[Website and app data records]

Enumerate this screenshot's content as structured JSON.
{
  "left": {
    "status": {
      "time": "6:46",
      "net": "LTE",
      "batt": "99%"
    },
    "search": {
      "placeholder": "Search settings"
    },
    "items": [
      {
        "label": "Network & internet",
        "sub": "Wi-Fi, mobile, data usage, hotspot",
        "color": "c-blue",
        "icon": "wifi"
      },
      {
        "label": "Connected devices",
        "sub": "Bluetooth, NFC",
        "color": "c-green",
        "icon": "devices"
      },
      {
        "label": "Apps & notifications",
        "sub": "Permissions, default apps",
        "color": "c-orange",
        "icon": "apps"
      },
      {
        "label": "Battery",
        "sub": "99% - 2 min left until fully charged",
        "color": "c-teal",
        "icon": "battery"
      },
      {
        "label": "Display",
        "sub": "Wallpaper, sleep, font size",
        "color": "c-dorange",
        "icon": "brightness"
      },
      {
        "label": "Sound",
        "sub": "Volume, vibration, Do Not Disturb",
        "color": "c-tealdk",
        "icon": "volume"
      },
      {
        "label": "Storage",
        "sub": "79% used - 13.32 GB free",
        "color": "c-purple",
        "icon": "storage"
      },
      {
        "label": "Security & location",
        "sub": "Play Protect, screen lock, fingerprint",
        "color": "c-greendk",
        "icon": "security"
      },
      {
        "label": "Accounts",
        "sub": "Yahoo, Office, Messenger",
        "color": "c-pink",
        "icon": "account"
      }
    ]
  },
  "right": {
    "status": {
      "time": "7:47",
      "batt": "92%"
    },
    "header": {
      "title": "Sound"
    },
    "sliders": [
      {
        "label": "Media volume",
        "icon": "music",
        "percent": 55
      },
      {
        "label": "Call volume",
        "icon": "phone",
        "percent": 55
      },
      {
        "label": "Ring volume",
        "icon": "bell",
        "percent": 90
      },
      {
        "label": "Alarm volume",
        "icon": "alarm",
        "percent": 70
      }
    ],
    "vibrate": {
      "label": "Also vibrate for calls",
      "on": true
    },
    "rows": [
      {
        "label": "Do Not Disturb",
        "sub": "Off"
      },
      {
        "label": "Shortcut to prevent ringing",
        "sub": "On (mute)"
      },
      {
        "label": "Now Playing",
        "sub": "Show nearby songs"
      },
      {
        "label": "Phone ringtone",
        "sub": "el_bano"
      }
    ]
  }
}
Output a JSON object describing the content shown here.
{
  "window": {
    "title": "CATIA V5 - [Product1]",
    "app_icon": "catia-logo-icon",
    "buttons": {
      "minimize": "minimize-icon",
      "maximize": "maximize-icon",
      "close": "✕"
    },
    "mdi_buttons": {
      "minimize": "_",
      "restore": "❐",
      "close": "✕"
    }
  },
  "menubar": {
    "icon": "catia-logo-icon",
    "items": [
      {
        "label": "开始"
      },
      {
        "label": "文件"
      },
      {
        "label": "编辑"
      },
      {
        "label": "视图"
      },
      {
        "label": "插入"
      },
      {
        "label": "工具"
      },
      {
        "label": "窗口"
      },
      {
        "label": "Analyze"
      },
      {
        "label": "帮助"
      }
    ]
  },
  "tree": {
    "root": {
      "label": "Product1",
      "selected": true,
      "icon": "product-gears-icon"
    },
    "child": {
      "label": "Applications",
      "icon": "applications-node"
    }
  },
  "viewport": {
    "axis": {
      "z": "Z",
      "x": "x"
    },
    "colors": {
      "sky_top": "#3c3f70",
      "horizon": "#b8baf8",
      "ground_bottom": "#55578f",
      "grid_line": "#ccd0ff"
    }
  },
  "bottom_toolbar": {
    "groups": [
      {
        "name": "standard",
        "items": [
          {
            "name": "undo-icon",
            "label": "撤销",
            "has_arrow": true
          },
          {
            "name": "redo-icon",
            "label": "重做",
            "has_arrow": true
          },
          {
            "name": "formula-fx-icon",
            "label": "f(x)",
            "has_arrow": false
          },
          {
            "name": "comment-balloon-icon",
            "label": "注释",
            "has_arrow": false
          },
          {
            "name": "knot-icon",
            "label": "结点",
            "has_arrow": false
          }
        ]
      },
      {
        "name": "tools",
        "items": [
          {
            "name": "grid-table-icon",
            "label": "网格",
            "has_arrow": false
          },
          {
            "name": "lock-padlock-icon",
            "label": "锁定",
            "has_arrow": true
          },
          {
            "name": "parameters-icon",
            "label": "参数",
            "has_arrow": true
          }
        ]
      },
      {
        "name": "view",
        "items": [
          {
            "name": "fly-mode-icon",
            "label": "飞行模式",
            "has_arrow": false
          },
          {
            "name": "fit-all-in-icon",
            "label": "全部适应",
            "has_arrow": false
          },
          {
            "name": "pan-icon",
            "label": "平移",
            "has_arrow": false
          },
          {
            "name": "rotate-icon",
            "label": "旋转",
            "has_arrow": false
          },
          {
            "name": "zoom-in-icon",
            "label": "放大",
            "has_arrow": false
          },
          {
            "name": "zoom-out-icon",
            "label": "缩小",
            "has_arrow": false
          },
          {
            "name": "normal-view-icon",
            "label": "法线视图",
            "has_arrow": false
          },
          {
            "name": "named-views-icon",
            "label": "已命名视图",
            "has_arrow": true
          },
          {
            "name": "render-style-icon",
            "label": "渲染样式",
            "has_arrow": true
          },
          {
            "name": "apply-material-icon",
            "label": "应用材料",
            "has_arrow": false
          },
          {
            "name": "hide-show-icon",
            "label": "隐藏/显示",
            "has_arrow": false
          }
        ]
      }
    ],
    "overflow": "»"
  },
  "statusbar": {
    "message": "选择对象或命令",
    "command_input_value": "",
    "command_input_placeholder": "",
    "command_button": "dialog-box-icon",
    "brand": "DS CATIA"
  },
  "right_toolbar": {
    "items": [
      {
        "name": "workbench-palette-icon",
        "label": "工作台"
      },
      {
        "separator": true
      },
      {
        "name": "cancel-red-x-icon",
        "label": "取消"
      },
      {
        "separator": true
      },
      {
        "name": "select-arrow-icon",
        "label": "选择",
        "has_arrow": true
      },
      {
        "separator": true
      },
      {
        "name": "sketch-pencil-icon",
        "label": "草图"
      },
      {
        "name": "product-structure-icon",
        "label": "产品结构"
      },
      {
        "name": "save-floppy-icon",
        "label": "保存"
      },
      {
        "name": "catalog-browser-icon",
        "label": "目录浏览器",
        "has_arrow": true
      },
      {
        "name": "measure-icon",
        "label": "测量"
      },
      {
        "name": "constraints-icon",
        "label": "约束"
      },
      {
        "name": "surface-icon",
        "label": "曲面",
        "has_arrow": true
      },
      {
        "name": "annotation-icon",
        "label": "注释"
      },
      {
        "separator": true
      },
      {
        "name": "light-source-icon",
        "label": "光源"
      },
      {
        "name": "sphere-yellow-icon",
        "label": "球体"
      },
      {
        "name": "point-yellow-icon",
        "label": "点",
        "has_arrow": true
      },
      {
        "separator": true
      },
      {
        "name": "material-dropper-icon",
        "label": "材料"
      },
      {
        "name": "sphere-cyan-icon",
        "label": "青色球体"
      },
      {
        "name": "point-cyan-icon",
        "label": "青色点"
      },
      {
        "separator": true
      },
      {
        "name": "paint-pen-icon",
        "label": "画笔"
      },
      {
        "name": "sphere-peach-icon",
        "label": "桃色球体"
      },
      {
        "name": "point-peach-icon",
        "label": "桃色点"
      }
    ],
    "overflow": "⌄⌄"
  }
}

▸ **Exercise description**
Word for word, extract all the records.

▸ **Response to this task**
Enumerate this screenshot's content as structured JSON.
{
  "left": {
    "status": {
      "time": "6:46",
      "net": "LTE",
      "batt": "99%"
    },
    "search": {
      "placeholder": "Search settings"
    },
    "items": [
      {
        "label": "Network & internet",
        "sub": "Wi-Fi, mobile, data usage, hotspot",
        "color": "c-blue",
        "icon": "wifi"
      },
      {
        "label": "Connected devices",
        "sub": "Bluetooth, NFC",
        "color": "c-green",
        "icon": "devices"
      },
      {
        "label": "Apps & notifications",
        "sub": "Permissions, default apps",
        "color": "c-orange",
        "icon": "apps"
      },
      {
        "label": "Battery",
        "sub": "99% - 2 min left until fully charged",
        "color": "c-teal",
        "icon": "battery"
      },
      {
        "label": "Display",
        "sub": "Wallpaper, sleep, font size",
        "color": "c-dorange",
        "icon": "brightness"
      },
      {
        "label": "Sound",
        "sub": "Volume, vibration, Do Not Disturb",
        "color": "c-tealdk",
        "icon": "volume"
      },
      {
        "label": "Storage",
        "sub": "79% used - 13.32 GB free",
        "color": "c-purple",
        "icon": "storage"
      },
      {
        "label": "Security & location",
        "sub": "Play Protect, screen lock, fingerprint",
        "color": "c-greendk",
        "icon": "security"
      },
      {
        "label": "Accounts",
        "sub": "Yahoo, Office, Messenger",
        "color": "c-pink",
        "icon": "account"
      }
    ]
  },
  "right": {
    "status": {
      "time": "7:47",
      "batt": "92%"
    },
    "header": {
      "title": "Sound"
    },
    "sliders": [
      {
        "label": "Media volume",
        "icon": "music",
        "percent": 55
      },
      {
        "label": "Call volume",
        "icon": "phone",
        "percent": 55
      },
      {
        "label": "Ring volume",
        "icon": "bell",
        "percent": 90
      },
      {
        "label": "Alarm volume",
        "icon": "alarm",
        "percent": 70
      }
    ],
    "vibrate": {
      "label": "Also vibrate for calls",
      "on": true
    },
    "rows": [
      {
        "label": "Do Not Disturb",
        "sub": "Off"
      },
      {
        "label": "Shortcut to prevent ringing",
        "sub": "On (mute)"
      },
      {
        "label": "Now Playing",
        "sub": "Show nearby songs"
      },
      {
        "label": "Phone ringtone",
        "sub": "el_bano"
      }
    ]
  }
}
Output a JSON object describing the content shown here.
{
  "window": {
    "title": "CATIA V5 - [Product1]",
    "app_icon": "catia-logo-icon",
    "buttons": {
      "minimize": "minimize-icon",
      "maximize": "maximize-icon",
      "close": "✕"
    },
    "mdi_buttons": {
      "minimize": "_",
      "restore": "❐",
      "close": "✕"
    }
  },
  "menubar": {
    "icon": "catia-logo-icon",
    "items": [
      {
        "label": "开始"
      },
      {
        "label": "文件"
      },
      {
        "label": "编辑"
      },
      {
        "label": "视图"
      },
      {
        "label": "插入"
      },
      {
        "label": "工具"
      },
      {
        "label": "窗口"
      },
      {
        "label": "Analyze"
      },
      {
        "label": "帮助"
      }
    ]
  },
  "tree": {
    "root": {
      "label": "Product1",
      "selected": true,
      "icon": "product-gears-icon"
    },
    "child": {
      "label": "Applications",
      "icon": "applications-node"
    }
  },
  "viewport": {
    "axis": {
      "z": "Z",
      "x": "x"
    },
    "colors": {
      "sky_top": "#3c3f70",
      "horizon": "#b8baf8",
      "ground_bottom": "#55578f",
      "grid_line": "#ccd0ff"
    }
  },
  "bottom_toolbar": {
    "groups": [
      {
        "name": "standard",
        "items": [
          {
            "name": "undo-icon",
            "label": "撤销",
            "has_arrow": true
          },
          {
            "name": "redo-icon",
            "label": "重做",
            "has_arrow": true
          },
          {
            "name": "formula-fx-icon",
            "label": "f(x)",
            "has_arrow": false
          },
          {
            "name": "comment-balloon-icon",
            "label": "注释",
            "has_arrow": false
          },
          {
            "name": "knot-icon",
            "label": "结点",
            "has_arrow": false
          }
        ]
      },
      {
        "name": "tools",
        "items": [
          {
            "name": "grid-table-icon",
            "label": "网格",
            "has_arrow": false
          },
          {
            "name": "lock-padlock-icon",
            "label": "锁定",
            "has_arrow": true
          },
          {
            "name": "parameters-icon",
            "label": "参数",
            "has_arrow": true
          }
        ]
      },
      {
        "name": "view",
        "items": [
          {
            "name": "fly-mode-icon",
            "label": "飞行模式",
            "has_arrow": false
          },
          {
            "name": "fit-all-in-icon",
            "label": "全部适应",
            "has_arrow": false
          },
          {
            "name": "pan-icon",
            "label": "平移",
            "has_arrow": false
          },
          {
            "name": "rotate-icon",
            "label": "旋转",
            "has_arrow": false
          },
          {
            "name": "zoom-in-icon",
            "label": "放大",
            "has_arrow": false
          },
          {
            "name": "zoom-out-icon",
            "label": "缩小",
            "has_arrow": false
          },
          {
            "name": "normal-view-icon",
            "label": "法线视图",
            "has_arrow": false
          },
          {
            "name": "named-views-icon",
            "label": "已命名视图",
            "has_arrow": true
          },
          {
            "name": "render-style-icon",
            "label": "渲染样式",
            "has_arrow": true
          },
          {
            "name": "apply-material-icon",
            "label": "应用材料",
            "has_arrow": false
          },
          {
            "name": "hide-show-icon",
            "label": "隐藏/显示",
            "has_arrow": false
          }
        ]
      }
    ],
    "overflow": "»"
  },
  "statusbar": {
    "message": "选择对象或命令",
    "command_input_value": "",
    "command_input_placeholder": "",
    "command_button": "dialog-box-icon",
    "brand": "DS CATIA"
  },
  "right_toolbar": {
    "items": [
      {
        "name": "workbench-palette-icon",
        "label": "工作台"
      },
      {
        "separator": true
      },
      {
        "name": "cancel-red-x-icon",
        "label": "取消"
      },
      {
        "separator": true
      },
      {
        "name": "select-arrow-icon",
        "label": "选择",
        "has_arrow": true
      },
      {
        "separator": true
      },
      {
        "name": "sketch-pencil-icon",
        "label": "草图"
      },
      {
        "name": "product-structure-icon",
        "label": "产品结构"
      },
      {
        "name": "save-floppy-icon",
        "label": "保存"
      },
      {
        "name": "catalog-browser-icon",
        "label": "目录浏览器",
        "has_arrow": true
      },
      {
        "name": "measure-icon",
        "label": "测量"
      },
      {
        "name": "constraints-icon",
        "label": "约束"
      },
      {
        "name": "surface-icon",
        "label": "曲面",
        "has_arrow": true
      },
      {
        "name": "annotation-icon",
        "label": "注释"
      },
      {
        "separator": true
      },
      {
        "name": "light-source-icon",
        "label": "光源"
      },
      {
        "name": "sphere-yellow-icon",
        "label": "球体"
      },
      {
        "name": "point-yellow-icon",
        "label": "点",
        "has_arrow": true
      },
      {
        "separator": true
      },
      {
        "name": "material-dropper-icon",
        "label": "材料"
      },
      {
        "name": "sphere-cyan-icon",
        "label": "青色球体"
      },
      {
        "name": "point-cyan-icon",
        "label": "青色点"
      },
      {
        "separator": true
      },
      {
        "name": "paint-pen-icon",
        "label": "画笔"
      },
      {
        "name": "sphere-peach-icon",
        "label": "桃色球体"
      },
      {
        "name": "point-peach-icon",
        "label": "桃色点"
      }
    ],
    "overflow": "⌄⌄"
  }
}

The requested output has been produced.